On My Way
hen it first hit the scene, I didn’t much care for Ben Kweller’s widely lauded debut, Sha Sha. I have to admit that, his release coinciding with the peak of my then indie-hatred, most of the distaste was saved for the cutesy album artwork of young Ben brushing his teeth. But above that, there was something in his shambling, rambling goofiness that didn’t seem to sit right. He was, as Beck once was, a kind of freaky man-child, neither totally ramshackle teen silliness nor wily grown-up smarts but an unsettling medium—and a sense that Sha Sha certainly wasn’t the best he could do prevailed. On My Way, on the other hand, is a wonderful album stuffed full of sentiment, emotion and melody—and traverses the bridge between teenagerdom and adulthood with a moving and thrilling honesty.

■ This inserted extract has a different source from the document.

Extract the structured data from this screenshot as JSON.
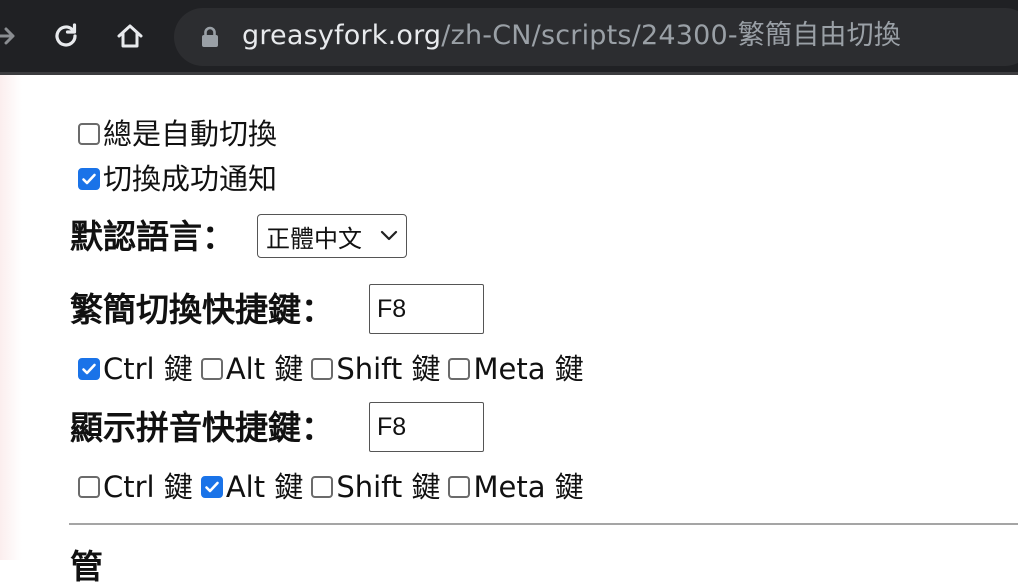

Some have called On My Way Ben’s “grown up” album, I think it’s more accurately Ben’s “growing up” album. What’s particularly lovely about the songs that make up On My Way’s narrative is that they cut both ways, exploring newly minted adult life with enthusiasm whilst longing for simpler pleasures. The title track is a sweetly unsettling letter to “mom”, detailing her son’s newfound affinity for burglary, murder (by karate chop!), friendship and love. The lyrics are particularly moving in their artlessness; as Ben wheezes, “I’m in love with someone who’s as pretty as a flower… She makes hats with her hands / She is such an artist” it’s simultaneously awkward and beautiful. Likewise, “I Need You Back” is an anxious West Coast jangle of a cry for help; Ben seems at once confident and confused in luring his love back. “My Apartment”, an ode to his adopted home of New York, is a halting account of both newfound freedom and the occasional loneliness of living away from family, so that lines like “In my apartment / The home where I hide / Away from all the darkness outside” gleefully play house and long for the safety of home.
The more aggressive tracks shudder with a newfound confidence and swagger. “Ann Disaster” crunches along VU-style, while Ben and Mike Stroud go to battle with squiggly go-go guitar solos and Ben sniffs, “I know what you want / You want a piece of me”. Where its sexy grumble would have seemed incongruous on Sha Sha, here it sits perfectly within the landscape of the album’s exploration of grown up life. Lead single “The Rules” is where producer Ethan Johns works his magic, distilling the energy (the band played live in the studio without the use of headphones or separate recording sessions) and interplay of the band onto the record in the same way he has done with Ben’s good pals Kings Of Leon. Ben’s west coast, country rock tendencies—hitherto cloaked by antifolk and indie/emo-ish tendencies—are coaxed out by Johns, with “Living Life” turning into a piano-led “The Weight”-esque sing-along with a blissfully muted flat-picked solo from Stroud. It’s joyful listening to Ben trying to keep it all under control, “Like a man, like a father”, and subsequently failing: “But it’s behind your door!”, blurting out the lyric as though he can’t take it anymore. Picking a highlight from such an embarrassment of riches is hard, but “Different But The Same” is unquestionably the most assured song on the album. As such, its piano-heavy power balladeering sits slightly apart from the rest of the songs, but there’s no denying its hugely moving take on classic rock’s more sensitive moments. The song’s prettily sung intonations that “You gotta be so strong, you gotta teach your son / How to stand up straight… To be different but the same” come across as Ben gleaning what life messages he can from the confusion of growing up and passing them on generously.
On My Way is obviously a transitional album, as its title would suggest, but this is in no way as negative as some critics have surmised. It’s transitional and not transient, as some have wrongly assumed it to be; a filler album between young Ben and grown up Ben. It is less concerned with fleeting childhood or fast-moving adulthood as it is the ongoing and ever unfolding paths of life. In its gentler moments and confused, energetic outbursts, it is an album of exploration and discovery, one that works just as well as a guide for those young folk on the same path as Ben as it does for anyone who’s been down the same road or one day hopes to. As for Ben Kweller, he is most definitely on his way to becoming a treasured and important songwriter and performer but thankfully, considering how many people think growing up means getting boring, he’s not forgotten his toothbrush.
Reviewed by: Clem Bastow
Reviewed on: 2004-06-17